To many,“Six the Musical” was the show that was mere hours away from opening night when Broadway shut down in March 2020. A smash hit in London’s West End, the show had already created buzz and excitement and was sure to win fans in the US.
But then - silence.
Except somehow the show managed to generate attention with a series of Youtube videos, some planned, others pirated.
And recently, “Six The Musical” has become one of the first shows as well as the first new musical to open this season. The show has become symbolic of the return of the theater!
The excitement was palpable in the Brooks Atkinson Theatre, an older venue with very close seating. If proximity to strangers still unnerves you, wait a while to see the show- assuming you can get tickets.
Once the show began, it felt more like a rock concert than a Broadway musical. Cast members immediately interacted with the audience. “New York City-How are you doing?” Later one of the Queens invited an audience member to get up and dance at his seat.
Breaking the fourth wall, the performers engendered excitement from the audience, and those older theatergoers unused to a participatory audience may be put off by the reactions. Screaming and cheering, the “Six” audience behaved like friends and family.
But it was fun! Well-worth the wait. (as if we had any choice.)
The six wives of Henry VIII, each very distinctive in her look, musical style and costume, decide to hold a contest to determine who had it the worst and to win the title “The Queen of the Castle.” So they take turns presenting their case.
Having read much of Tudor history, I was familiar with the characters, but many in the audience will know little about Henry’s wives other than the infamous Anne Boleyn (adorably played by Andrea Macasaet.) In fact, the show acknowledges this. “Remember us from PBS?”
Loosely based on history, the show centers around the six women that Henry VIII married. The events, though true, are glossed over and the women each take center stage to win the audience’s affections.

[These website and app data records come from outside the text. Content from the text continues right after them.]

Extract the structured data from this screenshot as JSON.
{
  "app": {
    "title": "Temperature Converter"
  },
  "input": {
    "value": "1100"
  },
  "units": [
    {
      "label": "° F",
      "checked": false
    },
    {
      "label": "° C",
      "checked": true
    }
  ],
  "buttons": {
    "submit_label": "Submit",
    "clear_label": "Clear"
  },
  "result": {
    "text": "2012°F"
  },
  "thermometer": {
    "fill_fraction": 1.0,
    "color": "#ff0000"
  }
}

Although the women concede that they are notable because of their husband and not as individuals, the show is definitely an homage to feminism. In addition to its six extremely talented performers, onstage there are the “Ladies in Waiting,” an all-woman band.

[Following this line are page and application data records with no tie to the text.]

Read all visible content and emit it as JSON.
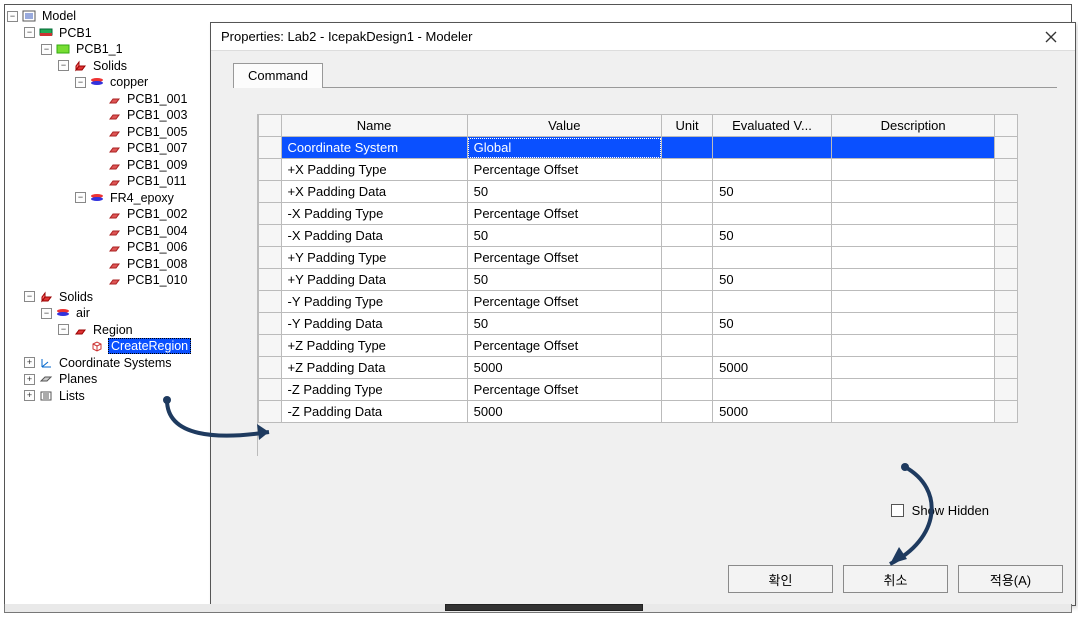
{
  "tree": {
    "root": "Model",
    "pcb1": "PCB1",
    "pcb1_1": "PCB1_1",
    "solids1": "Solids",
    "copper": "copper",
    "cop_items": [
      "PCB1_001",
      "PCB1_003",
      "PCB1_005",
      "PCB1_007",
      "PCB1_009",
      "PCB1_011"
    ],
    "fr4": "FR4_epoxy",
    "fr4_items": [
      "PCB1_002",
      "PCB1_004",
      "PCB1_006",
      "PCB1_008",
      "PCB1_010"
    ],
    "solids2": "Solids",
    "air": "air",
    "region": "Region",
    "createregion": "CreateRegion",
    "coord": "Coordinate Systems",
    "planes": "Planes",
    "lists": "Lists"
  },
  "dialog": {
    "title": "Properties: Lab2 - IcepakDesign1 - Modeler",
    "tab": "Command",
    "columns": {
      "name": "Name",
      "value": "Value",
      "unit": "Unit",
      "eval": "Evaluated V...",
      "desc": "Description"
    },
    "rows": [
      {
        "name": "Coordinate System",
        "value": "Global",
        "unit": "",
        "eval": "",
        "desc": "",
        "selected": true
      },
      {
        "name": "+X Padding Type",
        "value": "Percentage Offset",
        "unit": "",
        "eval": "",
        "desc": ""
      },
      {
        "name": "+X Padding Data",
        "value": "50",
        "unit": "",
        "eval": "50",
        "desc": ""
      },
      {
        "name": "-X Padding Type",
        "value": "Percentage Offset",
        "unit": "",
        "eval": "",
        "desc": ""
      },
      {
        "name": "-X Padding Data",
        "value": "50",
        "unit": "",
        "eval": "50",
        "desc": ""
      },
      {
        "name": "+Y Padding Type",
        "value": "Percentage Offset",
        "unit": "",
        "eval": "",
        "desc": ""
      },
      {
        "name": "+Y Padding Data",
        "value": "50",
        "unit": "",
        "eval": "50",
        "desc": ""
      },
      {
        "name": "-Y Padding Type",
        "value": "Percentage Offset",
        "unit": "",
        "eval": "",
        "desc": ""
      },
      {
        "name": "-Y Padding Data",
        "value": "50",
        "unit": "",
        "eval": "50",
        "desc": ""
      },
      {
        "name": "+Z Padding Type",
        "value": "Percentage Offset",
        "unit": "",
        "eval": "",
        "desc": ""
      },
      {
        "name": "+Z Padding Data",
        "value": "5000",
        "unit": "",
        "eval": "5000",
        "desc": ""
      },
      {
        "name": "-Z Padding Type",
        "value": "Percentage Offset",
        "unit": "",
        "eval": "",
        "desc": ""
      },
      {
        "name": "-Z Padding Data",
        "value": "5000",
        "unit": "",
        "eval": "5000",
        "desc": ""
      }
    ],
    "show_hidden": "Show Hidden",
    "buttons": {
      "ok": "확인",
      "cancel": "취소",
      "apply": "적용(A)"
    }
  }
}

The show is an ensemble production and the singer-dancers are on the stage for the entire time. Adrianna Hicks, Andrea Macasaet, Abby Mueller, Brittany Mack, Courtney Mack and Anna Uzele play the Queens and fortunately we weren’t called on to vote. When the performers weren’t featured, they supported each other’s songs.
Read through the Playbill. You will be hard-pressed to find many men involved in the production. However, the many men in the audience roared, laughed and applauded as vigorously as did the women.
The introductory number “Ex-Wives” with its refrain, Divorced, Beheaded, Died, Divorced, Beheaded, Survived,” as well as the closing song “Six” are extremely catchy and if you didn't know the songs going in, they will wriggle around in your head all the way home.
Yet by the end, the show moves from History to Herstory. The styles of music are diverse, ranging from rock to rap to ballad. Some of the songs could easily be covered as singles by singers such as Adele and Rhiannon.
Written by Toby Marlow and Lucy Moss who also co-directs with Jamie Armitage, the show manages to inject modern reference and humor through the 80 minutes. Catherine of Aragon, the long-suffering first wife of Henry VIII, sings “No Way” and announces that she is the queen of the castle. Since she “had the most to deal with, and I hit a high C.”
Later the king selected Anna of Cleves as his fourth wife after seeing a portrait of her. (History records that he was disappointed when he actually met her.) On stage, the portraits resemble phone screens being swiped to the left when rejected; Anna’s is swiped to the right.
There are even show references. When Henry falls for Jane Seymour, ‘remembered for being the ‘one he truly loved.” and it's “Suddenly Seymour.”
Although the Queens lived during the 16th century, the costumes sparkle and glitter with futuristic flair. Each is unique (costume design by Gabriella Slade.)
The show is clever, fast-moving and thoroughly delightful. It took a long time to get to Broadway, but “Six The Musical” has arrived in spectacularly regal fashion.
Brooks Atkinson Theatre
256 W.47th Street Brooks Atkinson Theatre between Broadway and 8th